Are there concerns about cost overruns and how that might be carried over to taxpayers? Big projects don't always have cost overruns. In fact, right here in Seattle, the Sound Transit bored tunnel through Beacon Hill came in on budget. The bids for the Sound Transit tunnel from Capitol Hill to Montlake just came in 20 and 22% below budget. And the state's budget for the bored tunnel under downtown has a cushion built in of nearly $200 million more than the actual estimate. The real issue is managing the risks prudently - doing the right soils analysis, hiring the right experts, getting them to share in the risk.
How will the tunnel impact the environment? Compared to other options, the Tunnel+Transit plan is much better for Puget Sound. The tunnel can capture and treat both air pollution and surface runoff and it will actually reduce the toxics going in to Puget Sound. The $3.6 billion surface option will increase runoff and air pollution and be worse for Puget Sound. The region should, of course, be concerned about its carbon footprint, and the $3.6 billion surface option would have more carbon emissions than the tunnel plan. Why? In the surface option, studies show traffic would be so tied up that even if many more people took transit there would still be more emissions from all the vehicles just idling in gridlock.

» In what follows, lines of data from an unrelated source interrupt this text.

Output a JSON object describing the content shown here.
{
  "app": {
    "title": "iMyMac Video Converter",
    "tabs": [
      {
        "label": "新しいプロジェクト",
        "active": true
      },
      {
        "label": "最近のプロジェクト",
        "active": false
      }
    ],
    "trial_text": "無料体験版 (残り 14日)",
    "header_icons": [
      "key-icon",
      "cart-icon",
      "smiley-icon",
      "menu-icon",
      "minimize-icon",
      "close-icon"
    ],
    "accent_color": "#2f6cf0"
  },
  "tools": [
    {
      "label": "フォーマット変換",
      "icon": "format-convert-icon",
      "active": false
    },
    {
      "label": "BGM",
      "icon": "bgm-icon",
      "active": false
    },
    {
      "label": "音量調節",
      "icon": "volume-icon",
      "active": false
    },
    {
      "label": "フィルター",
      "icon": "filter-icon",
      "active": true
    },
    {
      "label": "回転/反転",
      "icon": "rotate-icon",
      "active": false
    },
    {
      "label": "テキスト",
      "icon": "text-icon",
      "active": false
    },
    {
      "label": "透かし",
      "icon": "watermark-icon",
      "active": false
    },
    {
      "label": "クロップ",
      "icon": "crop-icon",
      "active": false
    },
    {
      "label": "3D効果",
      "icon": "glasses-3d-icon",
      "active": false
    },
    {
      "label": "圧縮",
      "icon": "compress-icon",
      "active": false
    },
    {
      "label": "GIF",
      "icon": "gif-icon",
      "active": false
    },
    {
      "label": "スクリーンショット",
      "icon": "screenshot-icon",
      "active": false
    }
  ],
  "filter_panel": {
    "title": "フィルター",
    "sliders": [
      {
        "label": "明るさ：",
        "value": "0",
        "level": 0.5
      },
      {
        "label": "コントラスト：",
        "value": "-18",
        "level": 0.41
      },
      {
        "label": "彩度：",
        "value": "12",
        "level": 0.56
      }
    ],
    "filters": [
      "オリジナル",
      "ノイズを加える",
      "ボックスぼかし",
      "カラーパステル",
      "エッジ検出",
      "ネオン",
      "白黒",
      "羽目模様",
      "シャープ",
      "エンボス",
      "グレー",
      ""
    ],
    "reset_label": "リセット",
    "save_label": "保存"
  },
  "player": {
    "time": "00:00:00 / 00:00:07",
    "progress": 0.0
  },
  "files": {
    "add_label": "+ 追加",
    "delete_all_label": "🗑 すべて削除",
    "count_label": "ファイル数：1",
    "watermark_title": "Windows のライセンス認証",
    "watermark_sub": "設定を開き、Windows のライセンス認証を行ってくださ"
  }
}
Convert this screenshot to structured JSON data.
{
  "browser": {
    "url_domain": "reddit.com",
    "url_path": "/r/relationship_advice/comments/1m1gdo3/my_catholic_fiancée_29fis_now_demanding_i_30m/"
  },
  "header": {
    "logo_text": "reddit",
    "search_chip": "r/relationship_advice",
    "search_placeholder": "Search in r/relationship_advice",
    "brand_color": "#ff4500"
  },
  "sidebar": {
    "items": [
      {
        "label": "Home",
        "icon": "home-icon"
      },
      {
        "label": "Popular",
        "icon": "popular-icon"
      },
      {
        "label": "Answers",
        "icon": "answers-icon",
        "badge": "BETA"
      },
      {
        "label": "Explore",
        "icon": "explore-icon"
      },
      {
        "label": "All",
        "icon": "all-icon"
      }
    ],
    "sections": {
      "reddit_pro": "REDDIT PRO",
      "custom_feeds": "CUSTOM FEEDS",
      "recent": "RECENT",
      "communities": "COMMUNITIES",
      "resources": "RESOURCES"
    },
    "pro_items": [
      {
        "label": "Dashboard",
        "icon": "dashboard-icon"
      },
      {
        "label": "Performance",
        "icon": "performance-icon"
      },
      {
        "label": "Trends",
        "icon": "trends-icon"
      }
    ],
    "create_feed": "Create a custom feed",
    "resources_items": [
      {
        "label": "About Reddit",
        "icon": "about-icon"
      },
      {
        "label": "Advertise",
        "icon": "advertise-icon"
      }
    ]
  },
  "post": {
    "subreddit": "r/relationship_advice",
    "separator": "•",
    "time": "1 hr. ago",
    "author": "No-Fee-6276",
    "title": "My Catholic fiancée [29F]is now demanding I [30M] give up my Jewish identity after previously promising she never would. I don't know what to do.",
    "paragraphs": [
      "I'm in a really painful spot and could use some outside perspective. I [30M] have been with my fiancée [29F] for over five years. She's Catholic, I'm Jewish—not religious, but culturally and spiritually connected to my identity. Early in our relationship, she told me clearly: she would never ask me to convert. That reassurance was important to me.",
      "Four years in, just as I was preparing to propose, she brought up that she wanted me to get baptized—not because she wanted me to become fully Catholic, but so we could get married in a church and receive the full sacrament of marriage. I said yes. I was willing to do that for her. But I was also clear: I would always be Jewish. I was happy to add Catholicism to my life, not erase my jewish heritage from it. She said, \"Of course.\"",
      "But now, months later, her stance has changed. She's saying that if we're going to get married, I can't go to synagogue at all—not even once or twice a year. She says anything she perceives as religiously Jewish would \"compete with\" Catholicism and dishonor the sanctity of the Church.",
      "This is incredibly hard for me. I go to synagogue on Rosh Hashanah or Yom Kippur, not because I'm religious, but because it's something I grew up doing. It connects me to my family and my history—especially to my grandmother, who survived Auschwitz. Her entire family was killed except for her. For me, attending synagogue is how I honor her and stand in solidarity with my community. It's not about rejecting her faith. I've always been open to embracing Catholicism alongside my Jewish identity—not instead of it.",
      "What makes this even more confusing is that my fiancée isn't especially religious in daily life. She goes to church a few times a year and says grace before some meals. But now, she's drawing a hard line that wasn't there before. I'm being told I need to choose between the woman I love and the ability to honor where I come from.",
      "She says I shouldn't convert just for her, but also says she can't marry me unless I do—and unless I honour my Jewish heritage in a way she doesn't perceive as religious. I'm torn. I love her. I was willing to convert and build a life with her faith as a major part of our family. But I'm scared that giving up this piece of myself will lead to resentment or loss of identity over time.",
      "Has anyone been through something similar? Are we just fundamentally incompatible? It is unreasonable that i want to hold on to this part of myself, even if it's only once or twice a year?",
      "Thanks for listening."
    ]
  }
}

Does the Tunnel+Transit plan help shift people from cars to transit, and if so, how? The Tunnel+Transit plan does shift people from cars to transit and it does not build more roads. But remember, Seattle is a port city and it must move a lot of freight to sustain that important economic engine. It is also an hour-glass shaped city, with only two north-south arterials. The transit part of the tunnel plan would provide a major new opportunity for people to get out of their cars, while the tunnel would allow vehicles that need to pass through the central city to move quickly and keep them from crowding downtown streets. This is critical, because a study has shown that even partial closure of the viaduct will cripple Seattle's economy, costing more than 20,000 jobs and over $2 billion a year in economic activity. Seattle would be ill-advised to give up its ability to move people and goods. The Tunnel+Transit plan is the right combination of both systems.